● **INSTRUCTIONS TO FOLLOW**
Please filter the entries and return only the lines that include "title".

Segment Start: DATA EXTRACTS

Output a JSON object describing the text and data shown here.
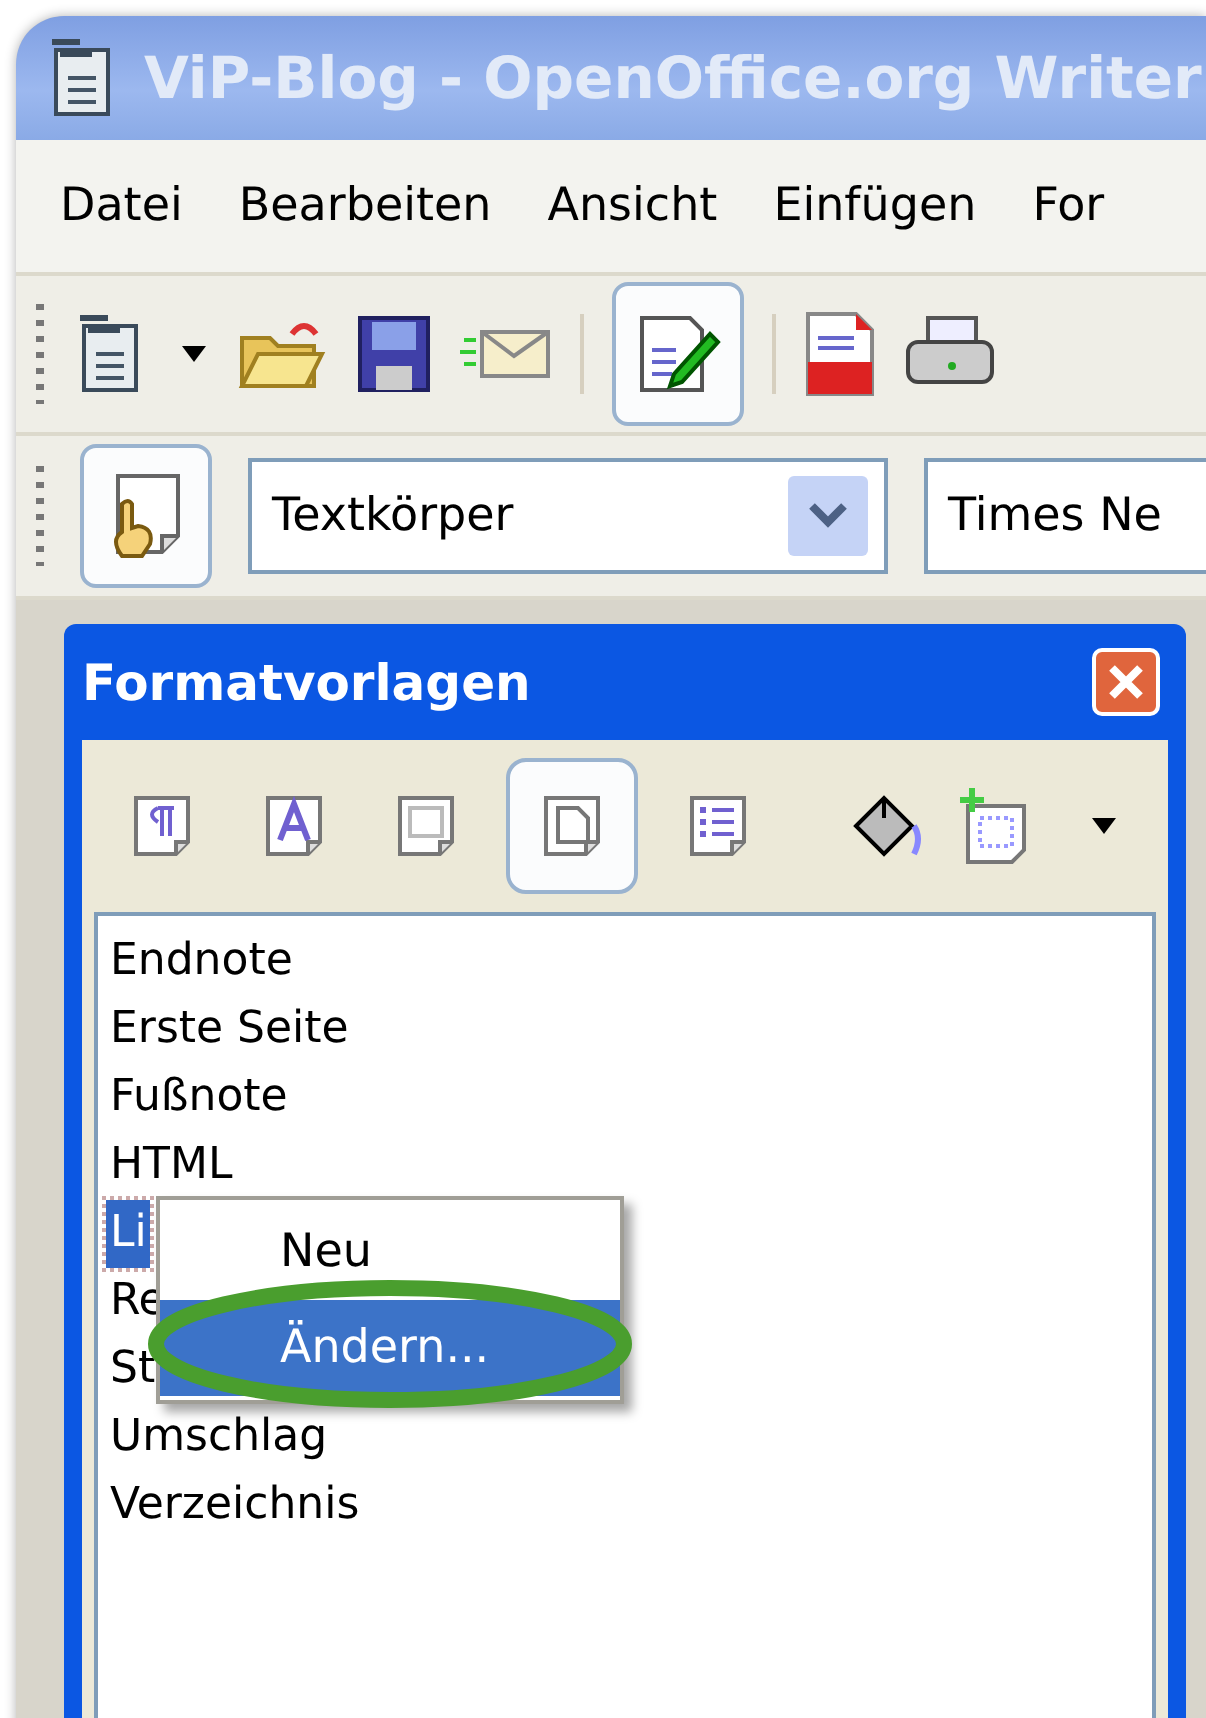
{
  "window": {
    "title": "ViP-Blog - OpenOffice.org Writer"
  },
  "menu_bar": [
    "Datei",
    "Bearbeiten",
    "Ansicht",
    "Einfügen",
    "For"
  ],
  "standard_toolbar": [
    {
      "kind": "new"
    },
    {
      "kind": "caret"
    },
    {
      "kind": "open"
    },
    {
      "kind": "save"
    },
    {
      "kind": "mail"
    },
    {
      "kind": "separator"
    },
    {
      "kind": "edit",
      "on": true
    },
    {
      "kind": "separator"
    },
    {
      "kind": "pdf"
    },
    {
      "kind": "print"
    }
  ],
  "formatting_toolbar": {
    "styles_button_on": true,
    "paragraph_style": "Textkörper",
    "font_name": "Times Ne"
  },
  "stylist": {
    "title": "Formatvorlagen",
    "categories": [
      {
        "kind": "paragraph",
        "selected": false
      },
      {
        "kind": "character",
        "selected": false
      },
      {
        "kind": "frame",
        "selected": false
      },
      {
        "kind": "page",
        "selected": true
      },
      {
        "kind": "list",
        "selected": false
      }
    ],
    "styles": [
      {
        "label": "Endnote",
        "selected": false
      },
      {
        "label": "Erste Seite",
        "selected": false
      },
      {
        "label": "Fußnote",
        "selected": false
      },
      {
        "label": "HTML",
        "selected": false
      },
      {
        "label": "Li",
        "selected": true
      },
      {
        "label": "Re",
        "selected": false
      },
      {
        "label": "St",
        "selected": false
      },
      {
        "label": "Umschlag",
        "selected": false
      },
      {
        "label": "Verzeichnis",
        "selected": false
      }
    ],
    "context_menu": [
      {
        "label": "Neu",
        "selected": false
      },
      {
        "label": "Ändern...",
        "selected": true
      }
    ]
  }
}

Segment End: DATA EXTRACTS

● **SOLVED PROBLEM**
    "title": "ViP-Blog - OpenOffice.org Writer"
    "title": "Formatvorlagen",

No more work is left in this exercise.